All SIS systems, including Colleague, are massive tools that can do a lot, but can’t do everything, nor are they designed for that. A common frustration among institutions is trying to figure out a way to make the SIS work for each institution’s unique processes without taking up too much time to create clunky workarounds in a tool that wasn’t designed for agility.
“We’ve all had the experience of having to hijack our systems somehow to try to make them work and make them fit,” said Mark when speaking about some of his frustrations about trying to make Ashland’s process work with the tools they had prior to Coursedog. Ellucian Colleague is a great tool for so many things, but it doesn’t quite meet all of Ashland’s needs.
Ultimately, the reality is that an SIS is not designed to do every single thing needed at an institution. “Doing these things natively in the SIS is so frustrating - it’s not what the SIS is for,” shared Justin Wenig, co-founder and CEO of Coursedog, in his conversation with Mark and Jenn. While Ellucian Colleague is truly a great tool, it ultimately leaves some gaps in processes that require significant manual work which will always have downstream impacts on administrators and students.
Manual Processes Inhibit Staff Innovation & Student-Centric Processes
The manual processes that these institutions had to do to make Colleague work for them ultimately had negative impacts on administrators and students.

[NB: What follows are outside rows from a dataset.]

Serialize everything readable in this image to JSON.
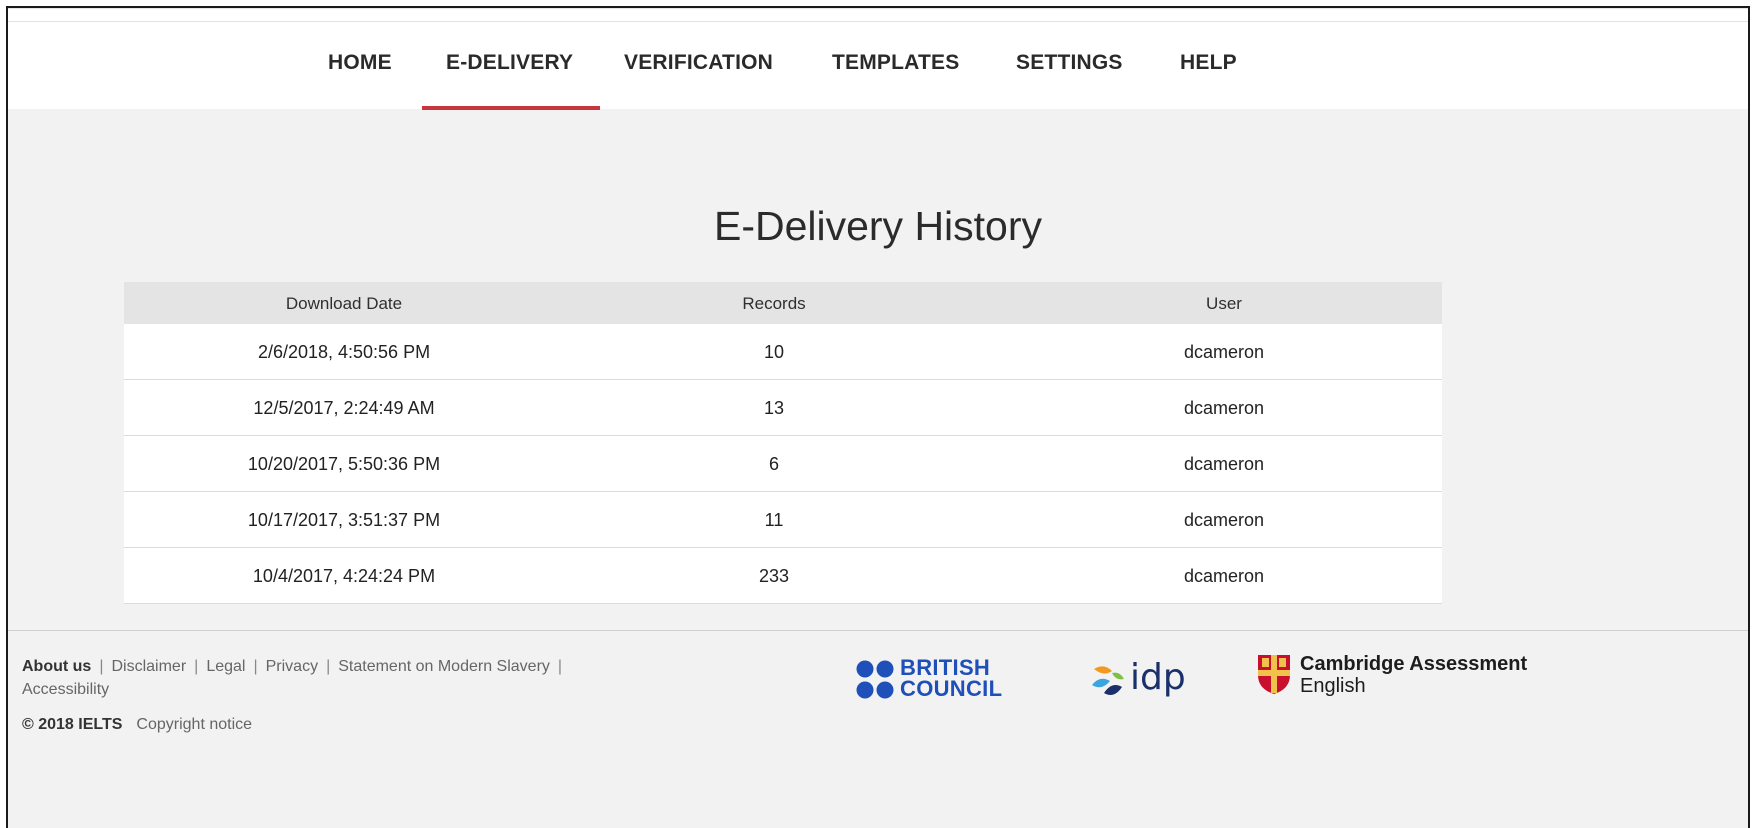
{
  "nav": {
    "items": [
      "HOME",
      "E-DELIVERY",
      "VERIFICATION",
      "TEMPLATES",
      "SETTINGS",
      "HELP"
    ],
    "active": "E-DELIVERY"
  },
  "page": {
    "heading": "E-Delivery History"
  },
  "table": {
    "headers": {
      "date": "Download Date",
      "records": "Records",
      "user": "User"
    },
    "rows": [
      {
        "date": "2/6/2018, 4:50:56 PM",
        "records": "10",
        "user": "dcameron"
      },
      {
        "date": "12/5/2017, 2:24:49 AM",
        "records": "13",
        "user": "dcameron"
      },
      {
        "date": "10/20/2017, 5:50:36 PM",
        "records": "6",
        "user": "dcameron"
      },
      {
        "date": "10/17/2017, 3:51:37 PM",
        "records": "11",
        "user": "dcameron"
      },
      {
        "date": "10/4/2017, 4:24:24 PM",
        "records": "233",
        "user": "dcameron"
      }
    ]
  },
  "footer": {
    "links": [
      "About us",
      "Disclaimer",
      "Legal",
      "Privacy",
      "Statement on Modern Slavery",
      "Accessibility"
    ],
    "copyright_brand": "© 2018 IELTS",
    "copyright_link": "Copyright notice",
    "british_council": {
      "line1": "BRITISH",
      "line2": "COUNCIL"
    },
    "idp": "idp",
    "cambridge": {
      "line1": "Cambridge Assessment",
      "line2": "English"
    }
  },
  "colors": {
    "accent_underline": "#c7363f",
    "british_council_blue": "#1f4fb8",
    "idp_navy": "#1b2f6b"
  }
}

For Jenn at Chaminade, she saw issues with both.
When talking about how manual processes affected her team, Jenn said, “When I’m hiring people for my team, I’m not looking for people to process, I'm looking for strategic thinkers and high energy. These manual processes didn’t align with the time of employees I was hiring.” When her team was burdened with this manual work, Jenn wasn’t able to take advantage of the true talents of her team because of the amount of time they spent on basic administrative processes.
Not only does the administrative ability to focus on strategic thinking and innovation bring greater success to the institution as a whole, but it is also one of many other factors that affect student success. The time that these manual processes take combined with their complete lack of transparency can create a lot of issues. “In the past, when we would do the schedule manually, someone would just enter it in and no one would think about it,” said Jenn. When administrators are unable to intentionally build a schedule with students in mind or pull data after each semester and review it, it’s extremely difficult to refine and optimize a schedule for student success.

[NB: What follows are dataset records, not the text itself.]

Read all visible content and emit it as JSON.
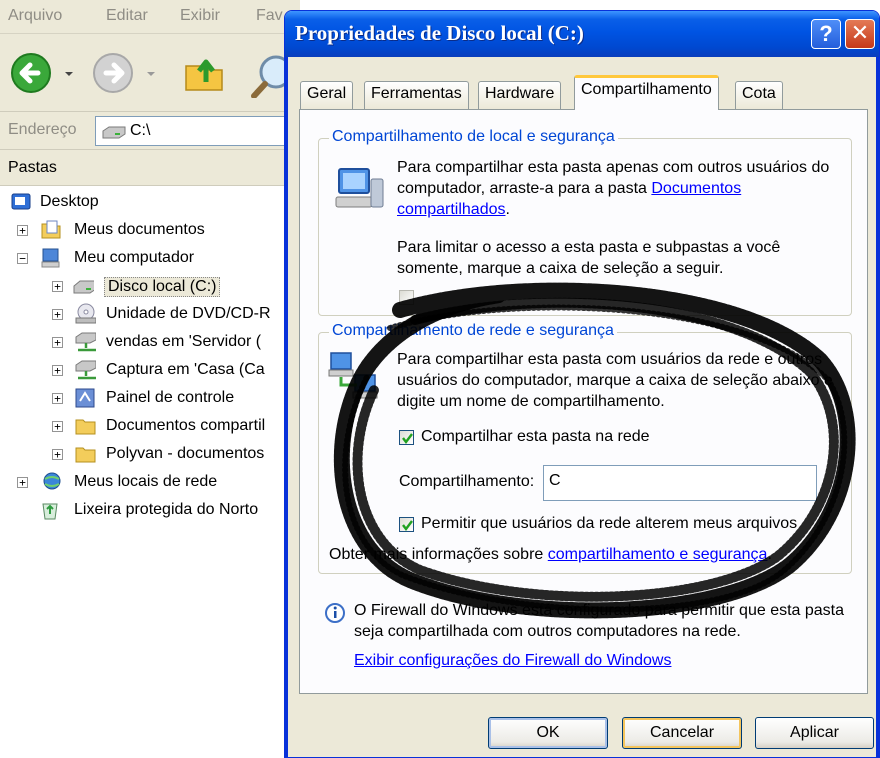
{
  "explorer": {
    "menu": [
      "Arquivo",
      "Editar",
      "Exibir",
      "Fav"
    ],
    "address_label": "Endereço",
    "address_value": "C:\\",
    "pane_title": "Pastas",
    "tree": [
      {
        "label": "Desktop",
        "icon": "desktop-icon"
      },
      {
        "label": "Meus documentos",
        "icon": "folder-documents-icon"
      },
      {
        "label": "Meu computador",
        "icon": "computer-icon"
      },
      {
        "label": "Disco local (C:)",
        "icon": "hard-drive-icon"
      },
      {
        "label": "Unidade de DVD/CD-R",
        "icon": "dvd-drive-icon"
      },
      {
        "label": "vendas em 'Servidor (",
        "icon": "network-drive-icon"
      },
      {
        "label": "Captura em 'Casa (Ca",
        "icon": "network-drive-icon"
      },
      {
        "label": "Painel de controle",
        "icon": "control-panel-icon"
      },
      {
        "label": "Documentos compartil",
        "icon": "folder-icon"
      },
      {
        "label": "Polyvan - documentos",
        "icon": "folder-icon"
      },
      {
        "label": "Meus locais de rede",
        "icon": "network-places-icon"
      },
      {
        "label": "Lixeira protegida do Norto",
        "icon": "recycle-bin-icon"
      }
    ]
  },
  "dialog": {
    "title": "Propriedades de Disco local (C:)",
    "help_glyph": "?",
    "close_glyph": "✕",
    "tabs": [
      "Geral",
      "Ferramentas",
      "Hardware",
      "Compartilhamento",
      "Cota"
    ],
    "local": {
      "legend": "Compartilhamento de local e segurança",
      "text1": "Para compartilhar esta pasta apenas com outros usuários do computador, arraste-a para a pasta",
      "link1": "Documentos compartilhados",
      "text1_end": ".",
      "text2": "Para limitar o acesso a esta pasta e subpastas a você somente, marque a caixa de seleção a seguir."
    },
    "network": {
      "legend": "Compartilhamento de rede e segurança",
      "text": "Para compartilhar esta pasta com usuários da rede e outros usuários do computador, marque a caixa de seleção abaixo e digite um nome de compartilhamento.",
      "share_checkbox_label": "Compartilhar esta pasta na rede",
      "share_name_label": "Compartilhamento:",
      "share_name_value": "C",
      "allow_checkbox_label": "Permitir que usuários da rede alterem meus arquivos",
      "more_info_prefix": "Obter mais informações sobre",
      "more_info_link": "compartilhamento e segurança",
      "more_info_suffix": "."
    },
    "firewall": {
      "text": "O Firewall do Windows está configurado para permitir que esta pasta seja compartilhada com outros computadores na rede.",
      "link": "Exibir configurações do Firewall do Windows"
    },
    "buttons": {
      "ok": "OK",
      "cancel": "Cancelar",
      "apply": "Aplicar"
    }
  }
}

Coursedog Elevates Institutions’ Ability to Leverage Colleague and Focus on Student Success
Now that Ashland and Chaminade are using Coursedog, they are excited that Colleague is doing what it was made to do, and Coursedog is reducing manual processes and allowing them to optimize for student success.

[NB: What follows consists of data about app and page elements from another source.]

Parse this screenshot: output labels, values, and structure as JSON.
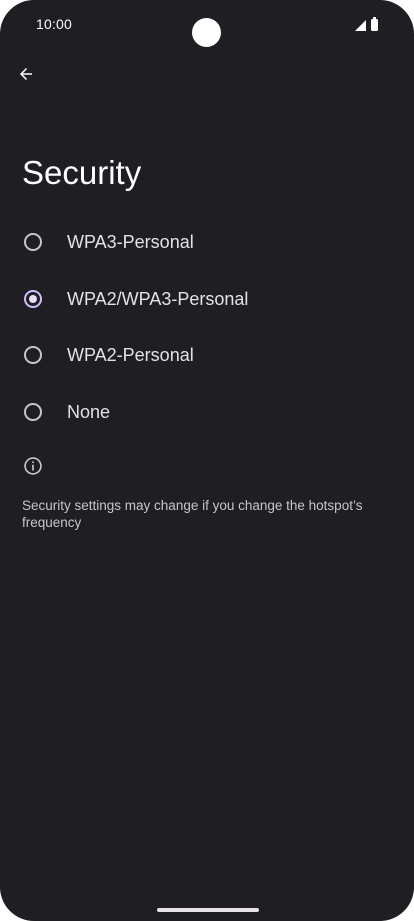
{
  "status_bar": {
    "time": "10:00",
    "icons": [
      "signal-icon",
      "battery-icon"
    ]
  },
  "header": {
    "back_icon": "arrow-left-icon",
    "title": "Security"
  },
  "security_options": [
    {
      "label": "WPA3-Personal",
      "selected": false
    },
    {
      "label": "WPA2/WPA3-Personal",
      "selected": true
    },
    {
      "label": "WPA2-Personal",
      "selected": false
    },
    {
      "label": "None",
      "selected": false
    }
  ],
  "info": {
    "icon": "info-icon",
    "text": "Security settings may change if you change the hotspot’s frequency"
  },
  "colors": {
    "background": "#1f1e23",
    "accent": "#d0bcff",
    "text_primary": "#e6e1e5",
    "text_secondary": "#c9c5ca"
  }
}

“[Coursedog] is making what you are doing in your SIS fresher and easier. This sitting on top of your SIS makes a huge difference,” said Mark. While many institutions are frustrated with clunky tools that either need updating or just are too big to replace, Mark sees great opportunities for using Coursedog on top of Colleague in order to more easily modernize their processes without already worrying about how to handle this tool becoming outdated as well: “[Coursedog] is something that changes with us, and that is something that will be so great for many years to come.”
Something Jenn is particularly excited about is solving for the issues of transparency and lack of insightful data: “When we are talking about standardizing things, I would say going to a platform where you are able to pull data to show that there are barriers in place to prohibit student success, Coursedog gave us the platform to be able to talk about that.” Now Colleague can hold all the information it should hold, and Coursedog is the platform where Chaminade can handle all of their academic operations processes and report on them for ongoing innovation and optimization.